(Stored entries)
= = = = =

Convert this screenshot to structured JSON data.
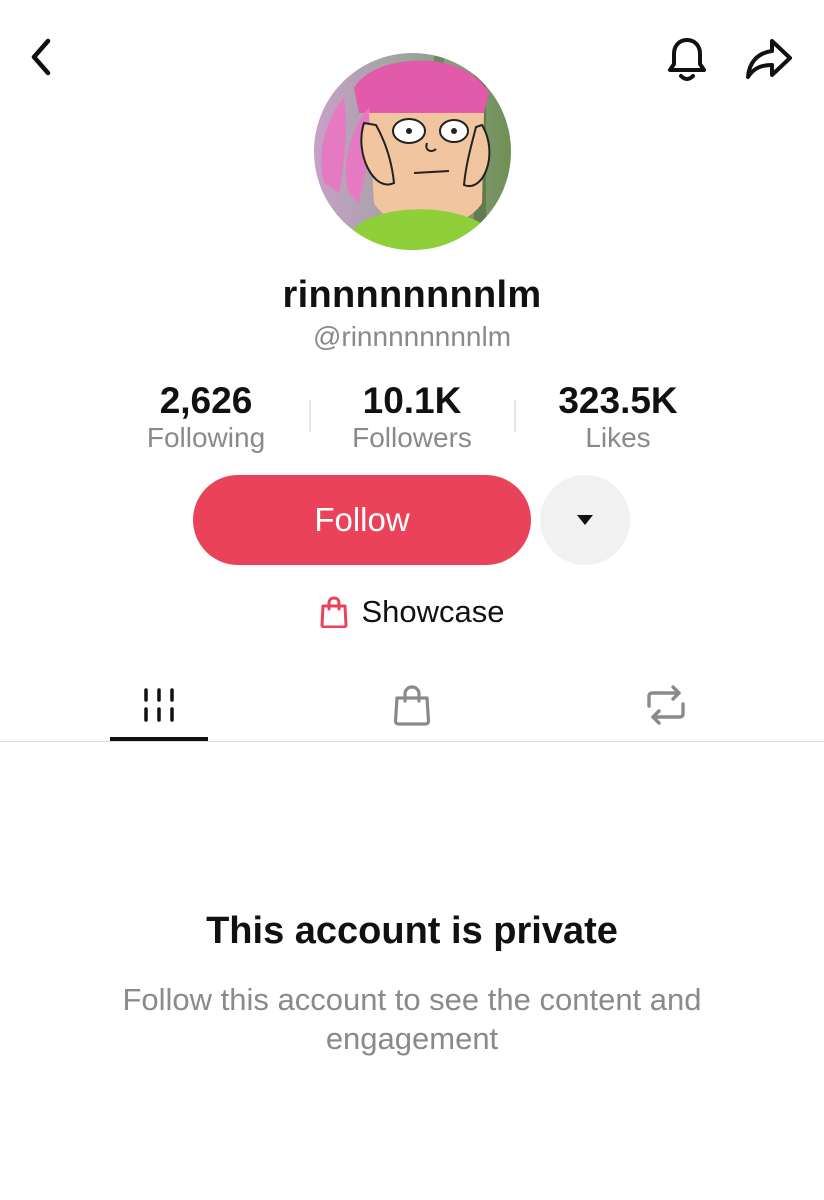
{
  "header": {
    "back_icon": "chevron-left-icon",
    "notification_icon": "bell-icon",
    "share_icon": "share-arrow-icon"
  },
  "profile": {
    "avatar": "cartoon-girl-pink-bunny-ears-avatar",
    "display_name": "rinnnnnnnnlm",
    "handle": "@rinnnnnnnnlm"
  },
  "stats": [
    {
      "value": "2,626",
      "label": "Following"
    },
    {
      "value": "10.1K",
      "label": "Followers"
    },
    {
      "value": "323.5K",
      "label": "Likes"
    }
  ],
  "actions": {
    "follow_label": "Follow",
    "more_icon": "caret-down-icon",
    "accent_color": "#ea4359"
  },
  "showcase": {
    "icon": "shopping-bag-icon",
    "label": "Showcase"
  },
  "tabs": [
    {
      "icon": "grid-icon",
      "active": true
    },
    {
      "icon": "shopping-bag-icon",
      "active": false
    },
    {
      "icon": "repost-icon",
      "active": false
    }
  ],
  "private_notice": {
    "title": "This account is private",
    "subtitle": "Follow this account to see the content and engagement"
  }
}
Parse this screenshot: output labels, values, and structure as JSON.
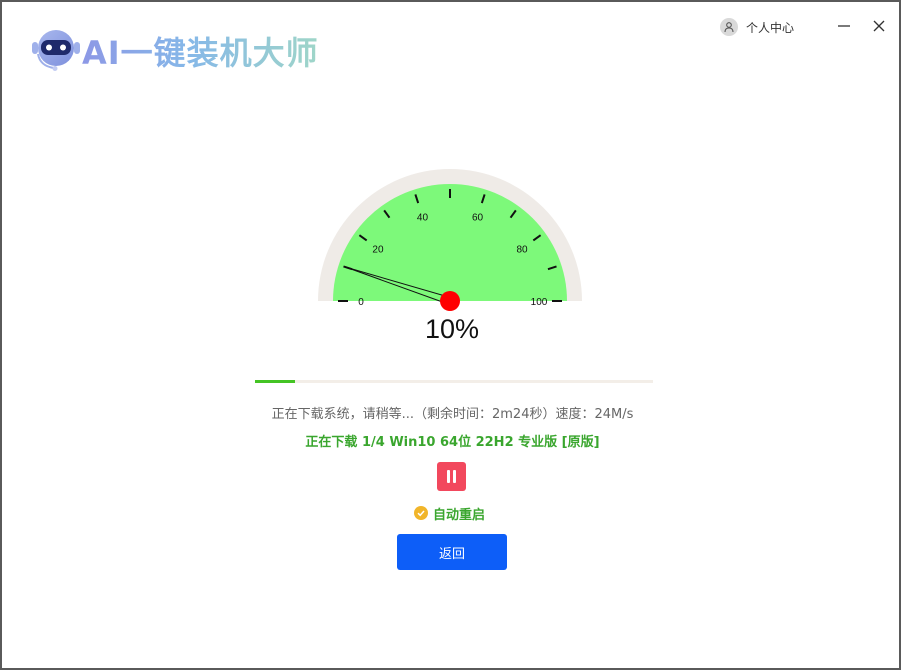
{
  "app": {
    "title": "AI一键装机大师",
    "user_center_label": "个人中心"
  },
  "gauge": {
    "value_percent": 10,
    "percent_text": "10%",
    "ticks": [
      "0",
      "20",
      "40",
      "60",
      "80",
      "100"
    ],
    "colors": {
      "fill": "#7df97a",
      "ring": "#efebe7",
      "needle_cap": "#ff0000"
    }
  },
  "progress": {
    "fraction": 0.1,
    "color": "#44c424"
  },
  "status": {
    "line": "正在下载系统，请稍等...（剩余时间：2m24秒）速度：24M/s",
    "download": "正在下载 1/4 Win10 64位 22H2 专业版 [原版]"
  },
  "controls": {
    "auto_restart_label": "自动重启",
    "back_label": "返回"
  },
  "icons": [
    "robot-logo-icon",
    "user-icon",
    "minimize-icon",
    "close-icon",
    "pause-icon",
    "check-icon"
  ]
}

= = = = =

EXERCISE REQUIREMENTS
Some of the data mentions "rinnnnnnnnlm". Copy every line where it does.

SOLUTION FOR THIS PROBLEM
    "display_name": "rinnnnnnnnlm",
    "handle": "@rinnnnnnnnlm"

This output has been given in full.